### TASK INSTRUCTIONS:
The full listing, copied exactly and free of pictures, is the expected reply.

### SUPPLIED DATA:
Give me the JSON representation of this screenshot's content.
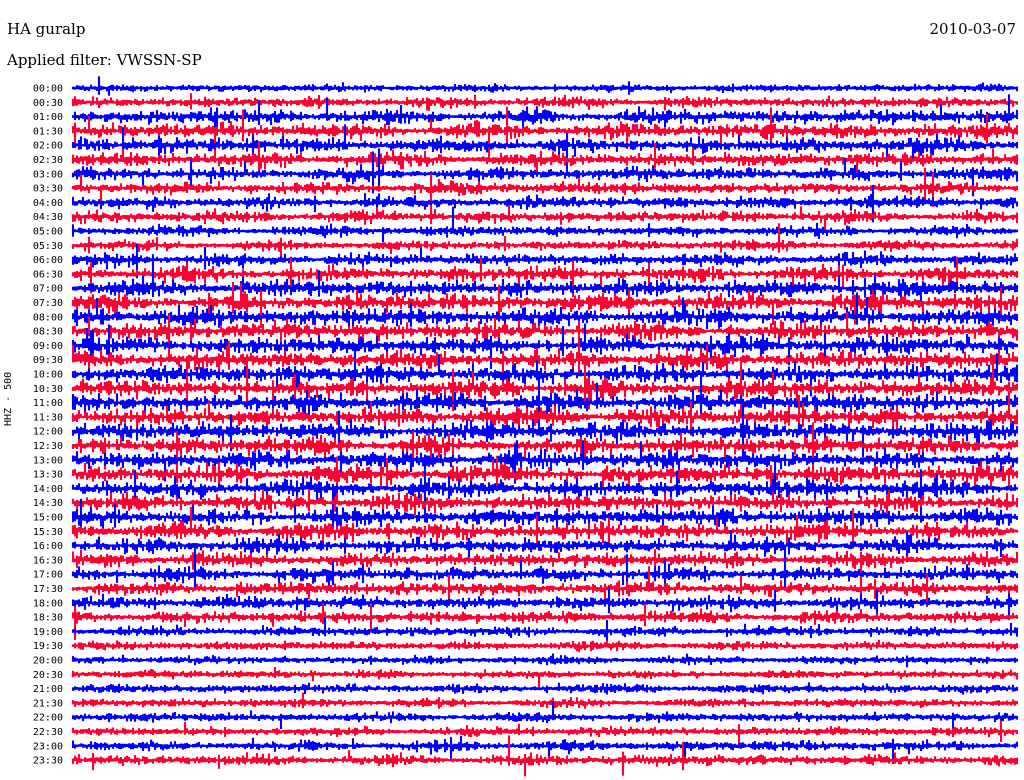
{
  "header": {
    "title": "HA guralp",
    "filter_label": "Applied filter: VWSSN-SP",
    "date": "2010-03-07"
  },
  "chart_data": {
    "type": "line",
    "title": "HA guralp",
    "subtitle": "Applied filter: VWSSN-SP",
    "date": "2010-03-07",
    "ylabel": "HHZ - 500",
    "row_labels": [
      "00:00",
      "00:30",
      "01:00",
      "01:30",
      "02:00",
      "02:30",
      "03:00",
      "03:30",
      "04:00",
      "04:30",
      "05:00",
      "05:30",
      "06:00",
      "06:30",
      "07:00",
      "07:30",
      "08:00",
      "08:30",
      "09:00",
      "09:30",
      "10:00",
      "10:30",
      "11:00",
      "11:30",
      "12:00",
      "12:30",
      "13:00",
      "13:30",
      "14:00",
      "14:30",
      "15:00",
      "15:30",
      "16:00",
      "16:30",
      "17:00",
      "17:30",
      "18:00",
      "18:30",
      "19:00",
      "19:30",
      "20:00",
      "20:30",
      "21:00",
      "21:30",
      "22:00",
      "22:30",
      "23:00",
      "23:30"
    ],
    "row_colors": [
      "#0000ff",
      "#ff0033"
    ],
    "row_amplitude_level": [
      0.22,
      0.4,
      0.7,
      0.8,
      0.75,
      0.7,
      0.65,
      0.55,
      0.55,
      0.5,
      0.4,
      0.35,
      0.6,
      0.7,
      0.85,
      0.95,
      1.0,
      1.0,
      1.0,
      1.0,
      1.0,
      1.0,
      1.0,
      1.0,
      1.0,
      1.0,
      1.0,
      1.0,
      0.95,
      0.9,
      0.85,
      0.8,
      0.75,
      0.7,
      0.7,
      0.65,
      0.6,
      0.55,
      0.35,
      0.3,
      0.22,
      0.25,
      0.3,
      0.28,
      0.3,
      0.3,
      0.4,
      0.45
    ]
  }
}
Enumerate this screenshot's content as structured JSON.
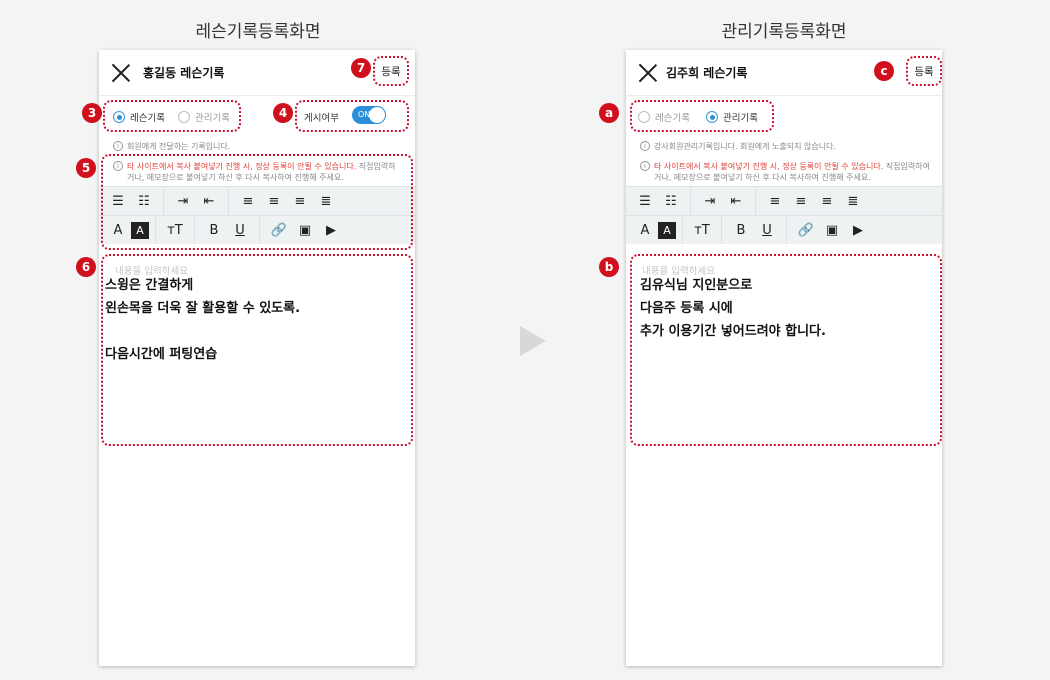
{
  "left": {
    "screen_title": "레슨기록등록화면",
    "header_title": "홍길동 레슨기록",
    "register": "등록",
    "radio_lesson": "레슨기록",
    "radio_manage": "관리기록",
    "post_label": "게시여부",
    "toggle": "ON",
    "info": "회원에게 전달하는 기록입니다.",
    "warning_red": "타 사이트에서 복사 붙여넣기 진행 시, 정상 등록이 안될 수 있습니다.",
    "warning_rest_1": " 직접입력하",
    "warning_rest_2": "거나, 메모장으로 붙여넣기 하신 후 다시 복사하여 진행해 주세요.",
    "placeholder": "내용을 입력하세요",
    "content": "스윙은 간결하게\n왼손목을 더욱 잘 활용할 수 있도록.\n\n다음시간에 퍼팅연습",
    "badges": {
      "b3": "3",
      "b4": "4",
      "b5": "5",
      "b6": "6",
      "b7": "7"
    }
  },
  "right": {
    "screen_title": "관리기록등록화면",
    "header_title": "김주희 레슨기록",
    "register": "등록",
    "radio_lesson": "레슨기록",
    "radio_manage": "관리기록",
    "info": "강사회원관리기록입니다. 회원에게 노출되지 않습니다.",
    "warning_red": "타 사이트에서 복사 붙여넣기 진행 시, 정상 등록이 안될 수 있습니다.",
    "warning_rest_1": " 직접입력하여",
    "warning_rest_2": "거나, 메모장으로 붙여넣기 하신 후 다시 복사하여 진행해 주세요.",
    "placeholder": "내용을 입력하세요",
    "content": "김유식님 지인분으로\n다음주 등록 시에\n추가 이용기간 넣어드려야 합니다.",
    "badges": {
      "ba": "a",
      "bb": "b",
      "bc": "c"
    }
  },
  "toolbar": {
    "row1": [
      "bullet-list-icon",
      "numbered-list-icon",
      "indent-icon",
      "outdent-icon",
      "align-left-icon",
      "align-center-icon",
      "align-right-icon",
      "align-justify-icon"
    ],
    "row2": [
      "font-color-icon",
      "background-color-icon",
      "font-size-icon",
      "bold-icon",
      "underline-icon",
      "link-icon",
      "image-icon",
      "video-icon"
    ],
    "bold": "B",
    "underline": "U"
  },
  "colors": {
    "accent": "#2a8fd8",
    "annotation": "#c8102e",
    "warning": "#e0413a"
  }
}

### SOLUTION TO THE EXERCISE:
Give me the JSON representation of this screenshot's content.
{
  "header": {
    "title": "HA guralp",
    "filter_label": "Applied filter: VWSSN-SP",
    "date": "2010-03-07"
  },
  "chart_data": {
    "type": "line",
    "title": "HA guralp",
    "subtitle": "Applied filter: VWSSN-SP",
    "date": "2010-03-07",
    "ylabel": "HHZ - 500",
    "row_labels": [
      "00:00",
      "00:30",
      "01:00",
      "01:30",
      "02:00",
      "02:30",
      "03:00",
      "03:30",
      "04:00",
      "04:30",
      "05:00",
      "05:30",
      "06:00",
      "06:30",
      "07:00",
      "07:30",
      "08:00",
      "08:30",
      "09:00",
      "09:30",
      "10:00",
      "10:30",
      "11:00",
      "11:30",
      "12:00",
      "12:30",
      "13:00",
      "13:30",
      "14:00",
      "14:30",
      "15:00",
      "15:30",
      "16:00",
      "16:30",
      "17:00",
      "17:30",
      "18:00",
      "18:30",
      "19:00",
      "19:30",
      "20:00",
      "20:30",
      "21:00",
      "21:30",
      "22:00",
      "22:30",
      "23:00",
      "23:30"
    ],
    "row_colors": [
      "#0000ff",
      "#ff0033"
    ],
    "row_amplitude_level": [
      0.22,
      0.4,
      0.7,
      0.8,
      0.75,
      0.7,
      0.65,
      0.55,
      0.55,
      0.5,
      0.4,
      0.35,
      0.6,
      0.7,
      0.85,
      0.95,
      1.0,
      1.0,
      1.0,
      1.0,
      1.0,
      1.0,
      1.0,
      1.0,
      1.0,
      1.0,
      1.0,
      1.0,
      0.95,
      0.9,
      0.85,
      0.8,
      0.75,
      0.7,
      0.7,
      0.65,
      0.6,
      0.55,
      0.35,
      0.3,
      0.22,
      0.25,
      0.3,
      0.28,
      0.3,
      0.3,
      0.4,
      0.45
    ]
  }
}
Enumerate this screenshot's content as structured JSON.
{
  "left": {
    "screen_title": "레슨기록등록화면",
    "header_title": "홍길동 레슨기록",
    "register": "등록",
    "radio_lesson": "레슨기록",
    "radio_manage": "관리기록",
    "post_label": "게시여부",
    "toggle": "ON",
    "info": "회원에게 전달하는 기록입니다.",
    "warning_red": "타 사이트에서 복사 붙여넣기 진행 시, 정상 등록이 안될 수 있습니다.",
    "warning_rest_1": " 직접입력하",
    "warning_rest_2": "거나, 메모장으로 붙여넣기 하신 후 다시 복사하여 진행해 주세요.",
    "placeholder": "내용을 입력하세요",
    "content": "스윙은 간결하게\n왼손목을 더욱 잘 활용할 수 있도록.\n\n다음시간에 퍼팅연습",
    "badges": {
      "b3": "3",
      "b4": "4",
      "b5": "5",
      "b6": "6",
      "b7": "7"
    }
  },
  "right": {
    "screen_title": "관리기록등록화면",
    "header_title": "김주희 레슨기록",
    "register": "등록",
    "radio_lesson": "레슨기록",
    "radio_manage": "관리기록",
    "info": "강사회원관리기록입니다. 회원에게 노출되지 않습니다.",
    "warning_red": "타 사이트에서 복사 붙여넣기 진행 시, 정상 등록이 안될 수 있습니다.",
    "warning_rest_1": " 직접입력하여",
    "warning_rest_2": "거나, 메모장으로 붙여넣기 하신 후 다시 복사하여 진행해 주세요.",
    "placeholder": "내용을 입력하세요",
    "content": "김유식님 지인분으로\n다음주 등록 시에\n추가 이용기간 넣어드려야 합니다.",
    "badges": {
      "ba": "a",
      "bb": "b",
      "bc": "c"
    }
  },
  "toolbar": {
    "row1": [
      "bullet-list-icon",
      "numbered-list-icon",
      "indent-icon",
      "outdent-icon",
      "align-left-icon",
      "align-center-icon",
      "align-right-icon",
      "align-justify-icon"
    ],
    "row2": [
      "font-color-icon",
      "background-color-icon",
      "font-size-icon",
      "bold-icon",
      "underline-icon",
      "link-icon",
      "image-icon",
      "video-icon"
    ],
    "bold": "B",
    "underline": "U"
  },
  "colors": {
    "accent": "#2a8fd8",
    "annotation": "#c8102e",
    "warning": "#e0413a"
  }
}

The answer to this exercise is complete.